This morning I was reminded of how Twitter, like it or not, is just as manipulative as all other forms of social media. That’s not the fault of the platform, has very little if anything to do with the people who use it. What the above graphic reminds me is that how we as individuals perceive ourselves is often radically different to the view others hold. This ‘meme’ above doing the rounds right now is a case in point: you know how much I like a decent .GIF, but I’d NEVER ask other people to use one to describe me.
That’s because I understand that if I did, there’s the chance someone’s going to tell me the truth.
The main reason why ‘abuse’ is categorised as such by people is the level of hurt it is able to inflict. If you’re Twitter, for instance, for every 1000 ‘shut up and fuck off’ account abuse reports received there’s probably one that will be considered as a credible threat. The difference between casual abuse and a potential court case will also depend on the type of person being threatened, and I suspect it will take a high profile Twitter stalking (plus fatality) of a ‘normal’ person for that to change, if it does at all. The issue is simple: what you will class as an insult someone else might regard as funny. If you’re stalked obsessively for months, only then is it likely anyone might care. However, if you want it to stop? Evidence will have to stand up in court, and that could take years.
What has all this got to do with a harmless meme, I hear you ask? It is potentially more damaging when someone you trust posts something you don’t understand, or more significantly doesn’t post anything at all to a participative event like the Meme Game. You hope someone will, and then if that response is not what you’d hoped or wanted then BOOM it all goes Pete Tong in short order. I realised quite quickly as this meme gained traction that I couldn’t get away with just posting the .GIFs I wanted without explaining them to people who I know, after extended periods of interaction, don’t think the same way I do. I’m very big on .GIF use, but also like the moral ambiguity an image can bring, subtlety involved in being able to ‘read’ the visual in different ways. As soon as I realised the images I wanted to use could end up being considered as less than flattering?

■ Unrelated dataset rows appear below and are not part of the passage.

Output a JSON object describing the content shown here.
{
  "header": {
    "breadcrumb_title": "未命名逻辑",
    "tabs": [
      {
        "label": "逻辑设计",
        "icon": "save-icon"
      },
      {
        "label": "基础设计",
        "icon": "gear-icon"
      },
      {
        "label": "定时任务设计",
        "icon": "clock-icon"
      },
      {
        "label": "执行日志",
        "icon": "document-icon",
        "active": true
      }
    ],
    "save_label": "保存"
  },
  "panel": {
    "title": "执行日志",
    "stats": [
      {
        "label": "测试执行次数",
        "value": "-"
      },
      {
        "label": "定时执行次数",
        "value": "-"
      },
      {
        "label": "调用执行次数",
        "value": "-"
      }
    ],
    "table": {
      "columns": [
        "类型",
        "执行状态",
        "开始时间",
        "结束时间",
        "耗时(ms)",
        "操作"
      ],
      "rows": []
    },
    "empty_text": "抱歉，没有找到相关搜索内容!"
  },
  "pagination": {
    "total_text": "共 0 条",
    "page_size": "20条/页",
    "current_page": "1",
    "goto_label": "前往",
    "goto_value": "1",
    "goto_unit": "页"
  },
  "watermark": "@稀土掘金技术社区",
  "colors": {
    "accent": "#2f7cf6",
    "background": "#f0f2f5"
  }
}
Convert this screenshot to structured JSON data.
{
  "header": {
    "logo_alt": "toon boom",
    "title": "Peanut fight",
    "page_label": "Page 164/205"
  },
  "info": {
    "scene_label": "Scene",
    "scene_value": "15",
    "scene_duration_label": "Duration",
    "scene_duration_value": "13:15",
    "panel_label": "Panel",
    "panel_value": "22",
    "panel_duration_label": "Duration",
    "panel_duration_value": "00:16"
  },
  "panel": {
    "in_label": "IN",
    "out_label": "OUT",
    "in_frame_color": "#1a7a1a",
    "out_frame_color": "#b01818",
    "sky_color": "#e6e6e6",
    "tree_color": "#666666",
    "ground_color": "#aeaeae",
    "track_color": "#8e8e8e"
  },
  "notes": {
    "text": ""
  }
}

Here is the inherent issue that has existed back since Usenet opened up the World to ‘group’ discussion: ambiguity. It will also have a lot to do with the intelligence of the person you’re posting to, their current mental status… and a ton of other stuff that you’ll never be able to understand until you’ve been a victim of abuse. That could be as simple as complimenting your breast size to threatening to set fire to your car. When those are the extremes of what is considered casual abuse on the Internet? You can see why a simple image suddenly gains a great deal of power. It is also undoubtedly true that however ‘good’ a friend on the Internet says they are, however close you might feel the connection, everybody has the potential to wake up and fundamentally change forever. Yes, this happens, people, and more often than you might believe.
Everybody has the potential to become a toxic maniac that stalks you.
There are an awful lot of assumptions about how you control what appears in Twitter, and many of them are not sound. This is not a place where you get to pick and choose what goes on unless there’s a lock on your account. The only means to ensure true privacy is by removing yourself from mainstream/public eye completely. Sure, you can choose to ignore people who don’t provide a phone number, but most victims know their attackers. Random is very rarely the problem. If you have to ask people to explain why they do things, it could well be that your actions also require assessment, and that’s a blog post for another day. In short, shit like this might start innocently enough, but in the end somebody always gets hurt.
If you really want people to describe what you are, just ask them up front.